## Exercise
Line by line, set down the records exactly as they appear below.
[[ Data provided, beginning ]]
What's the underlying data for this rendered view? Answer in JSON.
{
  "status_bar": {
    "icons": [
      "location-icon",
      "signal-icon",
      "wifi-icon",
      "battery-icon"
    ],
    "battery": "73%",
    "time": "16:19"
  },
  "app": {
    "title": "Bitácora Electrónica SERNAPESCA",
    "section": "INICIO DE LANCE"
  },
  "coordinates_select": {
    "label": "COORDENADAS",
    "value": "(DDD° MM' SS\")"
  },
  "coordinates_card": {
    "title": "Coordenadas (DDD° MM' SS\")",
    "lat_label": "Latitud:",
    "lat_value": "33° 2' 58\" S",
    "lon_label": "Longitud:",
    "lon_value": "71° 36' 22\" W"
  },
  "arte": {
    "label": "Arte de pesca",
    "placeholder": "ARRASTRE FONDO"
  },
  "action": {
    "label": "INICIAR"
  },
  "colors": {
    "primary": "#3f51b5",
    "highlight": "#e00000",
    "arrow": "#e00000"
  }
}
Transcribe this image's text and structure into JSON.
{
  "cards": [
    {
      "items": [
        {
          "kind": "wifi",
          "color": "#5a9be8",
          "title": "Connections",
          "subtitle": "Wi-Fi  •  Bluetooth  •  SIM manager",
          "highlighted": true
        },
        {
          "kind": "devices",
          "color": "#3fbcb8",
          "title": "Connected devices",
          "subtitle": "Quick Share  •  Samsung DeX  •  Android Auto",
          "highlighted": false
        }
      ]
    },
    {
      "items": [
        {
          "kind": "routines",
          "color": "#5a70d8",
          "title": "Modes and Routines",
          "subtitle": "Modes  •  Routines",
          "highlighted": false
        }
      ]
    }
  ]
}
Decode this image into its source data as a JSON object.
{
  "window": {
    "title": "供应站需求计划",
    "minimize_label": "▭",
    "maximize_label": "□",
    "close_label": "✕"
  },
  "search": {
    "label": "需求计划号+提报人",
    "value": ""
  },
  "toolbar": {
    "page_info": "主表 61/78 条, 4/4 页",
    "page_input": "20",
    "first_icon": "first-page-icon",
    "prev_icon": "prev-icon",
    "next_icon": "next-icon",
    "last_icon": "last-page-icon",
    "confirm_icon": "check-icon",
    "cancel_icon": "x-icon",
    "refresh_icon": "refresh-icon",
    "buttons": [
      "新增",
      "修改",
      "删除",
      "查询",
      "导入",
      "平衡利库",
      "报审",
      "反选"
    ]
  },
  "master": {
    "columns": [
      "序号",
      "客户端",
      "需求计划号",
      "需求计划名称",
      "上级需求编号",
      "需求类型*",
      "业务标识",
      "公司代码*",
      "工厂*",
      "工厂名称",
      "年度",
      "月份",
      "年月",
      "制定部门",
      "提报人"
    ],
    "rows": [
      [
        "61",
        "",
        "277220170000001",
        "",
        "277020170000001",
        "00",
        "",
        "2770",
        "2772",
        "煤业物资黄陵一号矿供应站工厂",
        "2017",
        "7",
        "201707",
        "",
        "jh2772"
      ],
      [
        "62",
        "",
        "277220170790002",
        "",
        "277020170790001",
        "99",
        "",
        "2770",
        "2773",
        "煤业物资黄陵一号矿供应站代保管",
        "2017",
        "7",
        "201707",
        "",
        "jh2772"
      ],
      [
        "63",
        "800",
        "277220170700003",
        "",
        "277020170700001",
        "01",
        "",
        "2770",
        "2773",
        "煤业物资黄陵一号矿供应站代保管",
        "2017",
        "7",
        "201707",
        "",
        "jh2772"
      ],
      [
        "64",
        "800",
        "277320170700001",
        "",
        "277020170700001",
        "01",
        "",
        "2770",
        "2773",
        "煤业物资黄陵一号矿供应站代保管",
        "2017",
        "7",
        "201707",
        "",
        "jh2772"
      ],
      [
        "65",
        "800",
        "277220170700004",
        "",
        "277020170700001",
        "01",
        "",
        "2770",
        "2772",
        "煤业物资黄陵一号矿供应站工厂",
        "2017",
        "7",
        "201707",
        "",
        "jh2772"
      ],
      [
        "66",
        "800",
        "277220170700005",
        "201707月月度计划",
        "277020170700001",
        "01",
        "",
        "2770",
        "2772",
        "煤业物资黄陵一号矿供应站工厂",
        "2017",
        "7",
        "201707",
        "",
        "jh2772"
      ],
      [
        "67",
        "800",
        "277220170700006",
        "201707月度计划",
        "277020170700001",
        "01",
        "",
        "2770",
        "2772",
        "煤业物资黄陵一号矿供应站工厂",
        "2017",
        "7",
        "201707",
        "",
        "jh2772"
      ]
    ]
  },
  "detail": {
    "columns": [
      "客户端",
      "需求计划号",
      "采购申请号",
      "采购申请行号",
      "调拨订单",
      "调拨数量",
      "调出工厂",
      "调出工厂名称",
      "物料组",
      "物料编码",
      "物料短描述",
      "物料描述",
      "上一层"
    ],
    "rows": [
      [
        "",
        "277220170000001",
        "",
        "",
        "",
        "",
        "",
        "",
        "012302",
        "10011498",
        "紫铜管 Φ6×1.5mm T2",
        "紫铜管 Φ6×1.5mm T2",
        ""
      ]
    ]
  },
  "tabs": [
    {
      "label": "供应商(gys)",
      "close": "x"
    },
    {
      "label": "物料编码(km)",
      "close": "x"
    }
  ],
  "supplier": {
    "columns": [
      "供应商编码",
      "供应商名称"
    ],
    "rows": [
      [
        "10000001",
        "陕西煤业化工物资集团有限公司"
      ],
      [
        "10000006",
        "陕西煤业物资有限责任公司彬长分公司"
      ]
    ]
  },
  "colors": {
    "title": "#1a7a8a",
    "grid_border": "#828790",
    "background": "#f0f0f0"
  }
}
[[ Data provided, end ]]
## Task response
What's the underlying data for this rendered view? Answer in JSON.
{
  "status_bar": {
    "icons": [
      "location-icon",
      "signal-icon",
      "wifi-icon",
      "battery-icon"
    ],
    "battery": "73%",
    "time": "16:19"
  },
  "app": {
    "title": "Bitácora Electrónica SERNAPESCA",
    "section": "INICIO DE LANCE"
  },
  "coordinates_select": {
    "label": "COORDENADAS",
    "value": "(DDD° MM' SS\")"
  },
  "coordinates_card": {
    "title": "Coordenadas (DDD° MM' SS\")",
    "lat_label": "Latitud:",
    "lat_value": "33° 2' 58\" S",
    "lon_label": "Longitud:",
    "lon_value": "71° 36' 22\" W"
  },
  "arte": {
    "label": "Arte de pesca",
    "placeholder": "ARRASTRE FONDO"
  },
  "action": {
    "label": "INICIAR"
  },
  "colors": {
    "primary": "#3f51b5",
    "highlight": "#e00000",
    "arrow": "#e00000"
  }
}
Transcribe this image's text and structure into JSON.
{
  "cards": [
    {
      "items": [
        {
          "kind": "wifi",
          "color": "#5a9be8",
          "title": "Connections",
          "subtitle": "Wi-Fi  •  Bluetooth  •  SIM manager",
          "highlighted": true
        },
        {
          "kind": "devices",
          "color": "#3fbcb8",
          "title": "Connected devices",
          "subtitle": "Quick Share  •  Samsung DeX  •  Android Auto",
          "highlighted": false
        }
      ]
    },
    {
      "items": [
        {
          "kind": "routines",
          "color": "#5a70d8",
          "title": "Modes and Routines",
          "subtitle": "Modes  •  Routines",
          "highlighted": false
        }
      ]
    }
  ]
}
Decode this image into its source data as a JSON object.
{
  "window": {
    "title": "供应站需求计划",
    "minimize_label": "▭",
    "maximize_label": "□",
    "close_label": "✕"
  },
  "search": {
    "label": "需求计划号+提报人",
    "value": ""
  },
  "toolbar": {
    "page_info": "主表 61/78 条, 4/4 页",
    "page_input": "20",
    "first_icon": "first-page-icon",
    "prev_icon": "prev-icon",
    "next_icon": "next-icon",
    "last_icon": "last-page-icon",
    "confirm_icon": "check-icon",
    "cancel_icon": "x-icon",
    "refresh_icon": "refresh-icon",
    "buttons": [
      "新增",
      "修改",
      "删除",
      "查询",
      "导入",
      "平衡利库",
      "报审",
      "反选"
    ]
  },
  "master": {
    "columns": [
      "序号",
      "客户端",
      "需求计划号",
      "需求计划名称",
      "上级需求编号",
      "需求类型*",
      "业务标识",
      "公司代码*",
      "工厂*",
      "工厂名称",
      "年度",
      "月份",
      "年月",
      "制定部门",
      "提报人"
    ],
    "rows": [
      [
        "61",
        "",
        "277220170000001",
        "",
        "277020170000001",
        "00",
        "",
        "2770",
        "2772",
        "煤业物资黄陵一号矿供应站工厂",
        "2017",
        "7",
        "201707",
        "",
        "jh2772"
      ],
      [
        "62",
        "",
        "277220170790002",
        "",
        "277020170790001",
        "99",
        "",
        "2770",
        "2773",
        "煤业物资黄陵一号矿供应站代保管",
        "2017",
        "7",
        "201707",
        "",
        "jh2772"
      ],
      [
        "63",
        "800",
        "277220170700003",
        "",
        "277020170700001",
        "01",
        "",
        "2770",
        "2773",
        "煤业物资黄陵一号矿供应站代保管",
        "2017",
        "7",
        "201707",
        "",
        "jh2772"
      ],
      [
        "64",
        "800",
        "277320170700001",
        "",
        "277020170700001",
        "01",
        "",
        "2770",
        "2773",
        "煤业物资黄陵一号矿供应站代保管",
        "2017",
        "7",
        "201707",
        "",
        "jh2772"
      ],
      [
        "65",
        "800",
        "277220170700004",
        "",
        "277020170700001",
        "01",
        "",
        "2770",
        "2772",
        "煤业物资黄陵一号矿供应站工厂",
        "2017",
        "7",
        "201707",
        "",
        "jh2772"
      ],
      [
        "66",
        "800",
        "277220170700005",
        "201707月月度计划",
        "277020170700001",
        "01",
        "",
        "2770",
        "2772",
        "煤业物资黄陵一号矿供应站工厂",
        "2017",
        "7",
        "201707",
        "",
        "jh2772"
      ],
      [
        "67",
        "800",
        "277220170700006",
        "201707月度计划",
        "277020170700001",
        "01",
        "",
        "2770",
        "2772",
        "煤业物资黄陵一号矿供应站工厂",
        "2017",
        "7",
        "201707",
        "",
        "jh2772"
      ]
    ]
  },
  "detail": {
    "columns": [
      "客户端",
      "需求计划号",
      "采购申请号",
      "采购申请行号",
      "调拨订单",
      "调拨数量",
      "调出工厂",
      "调出工厂名称",
      "物料组",
      "物料编码",
      "物料短描述",
      "物料描述",
      "上一层"
    ],
    "rows": [
      [
        "",
        "277220170000001",
        "",
        "",
        "",
        "",
        "",
        "",
        "012302",
        "10011498",
        "紫铜管 Φ6×1.5mm T2",
        "紫铜管 Φ6×1.5mm T2",
        ""
      ]
    ]
  },
  "tabs": [
    {
      "label": "供应商(gys)",
      "close": "x"
    },
    {
      "label": "物料编码(km)",
      "close": "x"
    }
  ],
  "supplier": {
    "columns": [
      "供应商编码",
      "供应商名称"
    ],
    "rows": [
      [
        "10000001",
        "陕西煤业化工物资集团有限公司"
      ],
      [
        "10000006",
        "陕西煤业物资有限责任公司彬长分公司"
      ]
    ]
  },
  "colors": {
    "title": "#1a7a8a",
    "grid_border": "#828790",
    "background": "#f0f0f0"
  }
}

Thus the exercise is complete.